How to Impact Culture
How can we impact our culture today? Is it already good and getting better, or is it bad and getting worse? The biblical worldview of today’s culture is that it is dark—and getting darker. By its very nature, it cannot get anything but worse because it has no inherent goodness to build on. As John MacArthur said, “Man has increased in scientific, medical, historical, educational, psychological, and technological knowledge to an astounding degree. But he has not changed his own basic nature and he has not improved society. His confidence has increased, but his peace of mind has diminished. His accomplishments have increased, but his sense of purpose and meaning have all but disappeared.”
Sadly, this world will get worse before it gets better. In the last days, “Evildoers and impostors will go from bad to worse, deceiving and being deceived.” (2 Timothy 3:13 NIV). Any person who knows the history of mankind, even the history of the past 100 years, and thinks that man is evolving upward is not only deceiving, but being deceived.
So how do we reach our culture? First, we must use a language they understand. As believers, at times we get frustrated because it does not seem like people are listening to what we have to say. One reason could be that we are speaking in a different language. We say things like, “Are you saved? Have you been washed in the blood? Have you been sanctified and justified?” When it comes to nonbelievers, we have a language barrier to scale. I am not suggesting that we not use biblical verbiage, but rather that we recognize that some people do not necessarily understand what we are saying. To even talk about “receiving Christ in your life” to a nonbeliever may sound mysterious. I am suggesting that we use biblical terms, but we need to translate.
We must also find common ground. Paul put it this way, “Yes, I try to find common ground with everyone so that I might bring them to Christ. I do all this to spread the Good News, and in doing so I enjoy its blessings” (1 Corinthians 9:22–23 NLT). The Message puts it this way: “I have voluntarily become a servant to any and all in order to reach a wide range of people: religious, nonreligious, meticulous moralists, loose-living immoralists, the defeated, the demoralized—whoever.”

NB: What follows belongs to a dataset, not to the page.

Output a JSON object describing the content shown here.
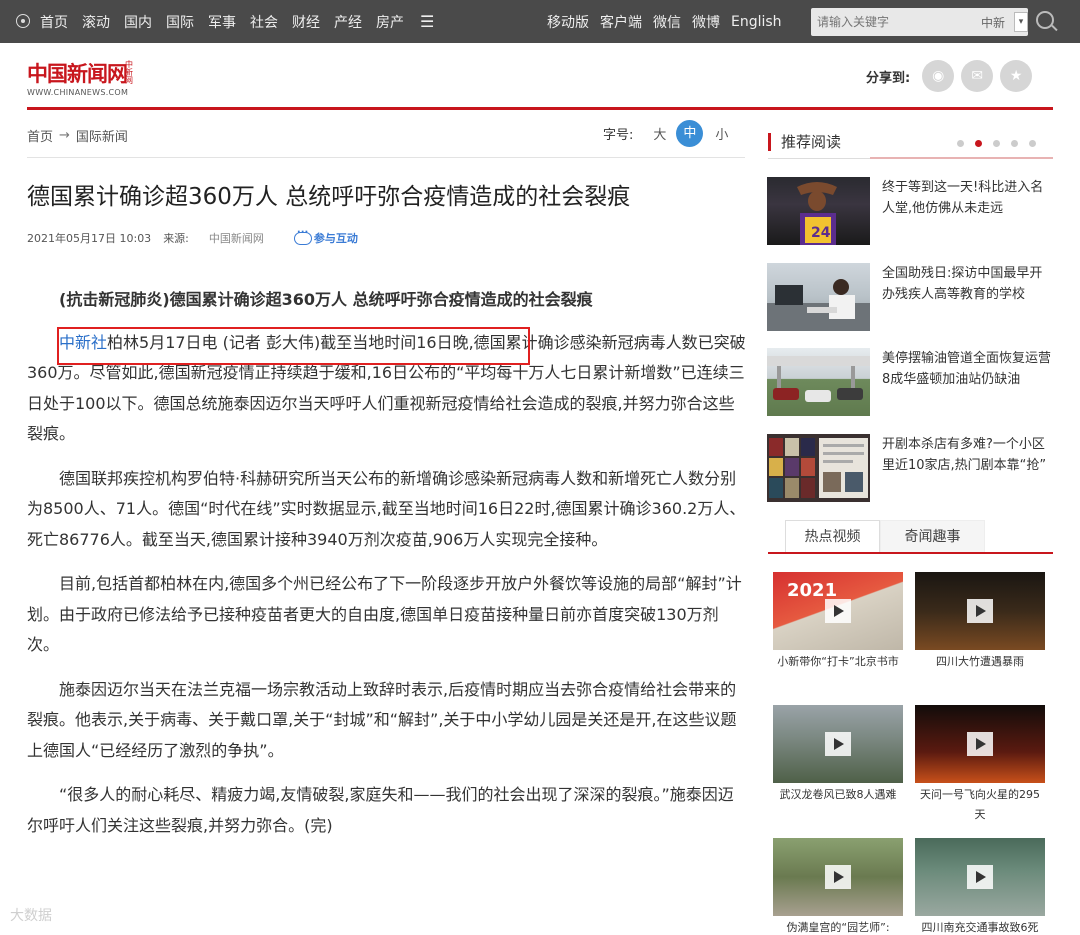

Jesus modeled this with the woman at the well—a loose-living immoralist—appealing to her inner thirst. He did the same thing with Nicodemus, the meticulous moralist. Paul spoke at Mars Hill to the nonreligious and Peter spoke on Pentecost to the religious. In each of these situations, they adapted to their audience without compromising content.